ACTIVITY
Each line of the data must reappear exactly in your answer, with no images included.

RECORDS
■ ■ ■ ■

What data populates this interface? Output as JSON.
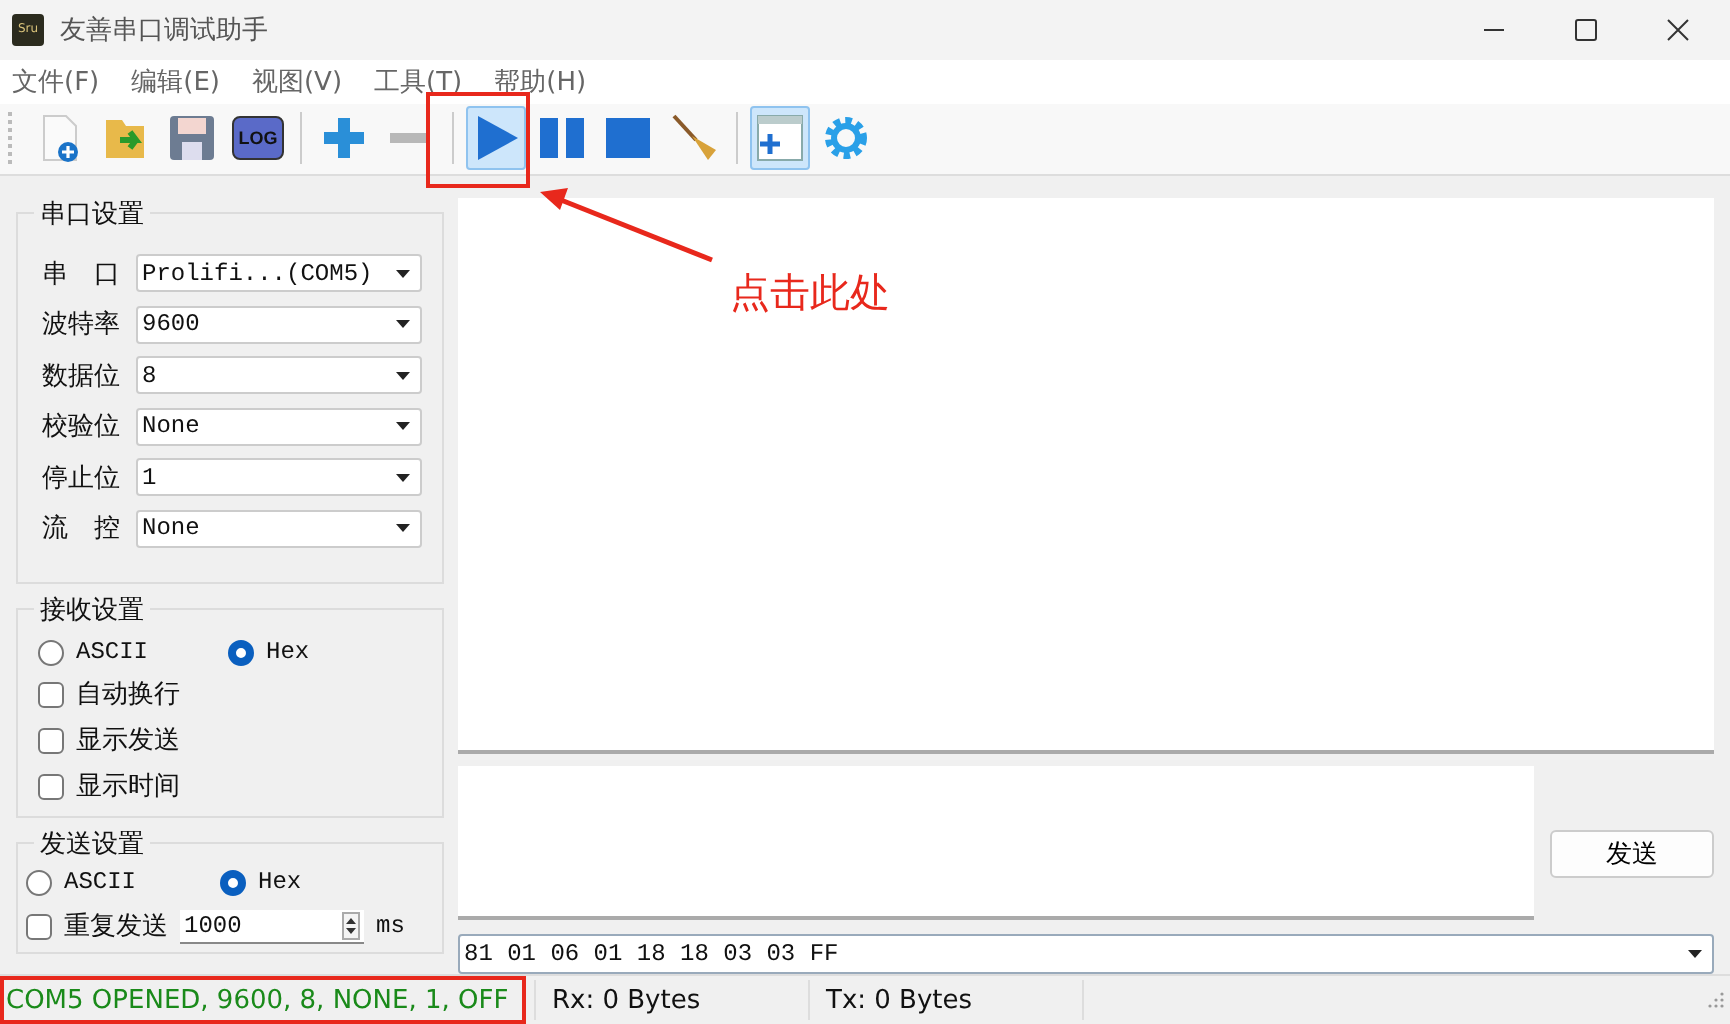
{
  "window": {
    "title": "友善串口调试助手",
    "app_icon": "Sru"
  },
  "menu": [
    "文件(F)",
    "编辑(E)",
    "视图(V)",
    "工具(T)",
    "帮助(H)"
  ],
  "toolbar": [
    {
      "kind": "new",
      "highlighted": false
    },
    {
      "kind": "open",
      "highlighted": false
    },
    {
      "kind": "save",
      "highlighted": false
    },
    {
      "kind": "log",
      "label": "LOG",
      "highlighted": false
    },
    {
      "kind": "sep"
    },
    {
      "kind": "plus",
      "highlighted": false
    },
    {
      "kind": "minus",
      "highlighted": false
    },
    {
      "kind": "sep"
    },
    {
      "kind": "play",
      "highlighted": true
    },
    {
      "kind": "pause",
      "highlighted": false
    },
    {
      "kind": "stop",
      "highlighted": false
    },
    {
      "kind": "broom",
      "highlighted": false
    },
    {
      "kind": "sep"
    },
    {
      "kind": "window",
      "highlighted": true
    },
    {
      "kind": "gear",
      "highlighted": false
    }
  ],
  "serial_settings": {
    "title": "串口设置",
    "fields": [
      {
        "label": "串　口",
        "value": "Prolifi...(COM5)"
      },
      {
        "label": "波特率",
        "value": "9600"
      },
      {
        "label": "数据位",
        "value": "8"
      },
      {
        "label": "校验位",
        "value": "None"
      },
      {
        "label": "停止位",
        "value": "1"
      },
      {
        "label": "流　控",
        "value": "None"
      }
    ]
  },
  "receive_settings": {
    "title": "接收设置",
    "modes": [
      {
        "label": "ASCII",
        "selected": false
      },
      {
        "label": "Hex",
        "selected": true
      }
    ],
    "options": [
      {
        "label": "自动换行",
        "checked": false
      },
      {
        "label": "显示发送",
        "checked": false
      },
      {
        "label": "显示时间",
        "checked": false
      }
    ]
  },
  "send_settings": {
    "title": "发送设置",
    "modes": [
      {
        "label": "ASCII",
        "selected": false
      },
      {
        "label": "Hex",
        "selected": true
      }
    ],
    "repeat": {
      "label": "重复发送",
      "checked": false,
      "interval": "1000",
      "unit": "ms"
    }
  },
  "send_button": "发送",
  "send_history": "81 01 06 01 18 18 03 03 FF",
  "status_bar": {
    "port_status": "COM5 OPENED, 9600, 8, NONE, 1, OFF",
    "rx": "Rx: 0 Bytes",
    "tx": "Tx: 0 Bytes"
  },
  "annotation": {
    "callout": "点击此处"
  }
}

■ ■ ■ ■

REPLY TO THE TASK
What data populates this interface? Output as JSON.
{
  "window": {
    "title": "友善串口调试助手",
    "app_icon": "Sru"
  },
  "menu": [
    "文件(F)",
    "编辑(E)",
    "视图(V)",
    "工具(T)",
    "帮助(H)"
  ],
  "toolbar": [
    {
      "kind": "new",
      "highlighted": false
    },
    {
      "kind": "open",
      "highlighted": false
    },
    {
      "kind": "save",
      "highlighted": false
    },
    {
      "kind": "log",
      "label": "LOG",
      "highlighted": false
    },
    {
      "kind": "sep"
    },
    {
      "kind": "plus",
      "highlighted": false
    },
    {
      "kind": "minus",
      "highlighted": false
    },
    {
      "kind": "sep"
    },
    {
      "kind": "play",
      "highlighted": true
    },
    {
      "kind": "pause",
      "highlighted": false
    },
    {
      "kind": "stop",
      "highlighted": false
    },
    {
      "kind": "broom",
      "highlighted": false
    },
    {
      "kind": "sep"
    },
    {
      "kind": "window",
      "highlighted": true
    },
    {
      "kind": "gear",
      "highlighted": false
    }
  ],
  "serial_settings": {
    "title": "串口设置",
    "fields": [
      {
        "label": "串　口",
        "value": "Prolifi...(COM5)"
      },
      {
        "label": "波特率",
        "value": "9600"
      },
      {
        "label": "数据位",
        "value": "8"
      },
      {
        "label": "校验位",
        "value": "None"
      },
      {
        "label": "停止位",
        "value": "1"
      },
      {
        "label": "流　控",
        "value": "None"
      }
    ]
  },
  "receive_settings": {
    "title": "接收设置",
    "modes": [
      {
        "label": "ASCII",
        "selected": false
      },
      {
        "label": "Hex",
        "selected": true
      }
    ],
    "options": [
      {
        "label": "自动换行",
        "checked": false
      },
      {
        "label": "显示发送",
        "checked": false
      },
      {
        "label": "显示时间",
        "checked": false
      }
    ]
  },
  "send_settings": {
    "title": "发送设置",
    "modes": [
      {
        "label": "ASCII",
        "selected": false
      },
      {
        "label": "Hex",
        "selected": true
      }
    ],
    "repeat": {
      "label": "重复发送",
      "checked": false,
      "interval": "1000",
      "unit": "ms"
    }
  },
  "send_button": "发送",
  "send_history": "81 01 06 01 18 18 03 03 FF",
  "status_bar": {
    "port_status": "COM5 OPENED, 9600, 8, NONE, 1, OFF",
    "rx": "Rx: 0 Bytes",
    "tx": "Tx: 0 Bytes"
  },
  "annotation": {
    "callout": "点击此处"
  }
}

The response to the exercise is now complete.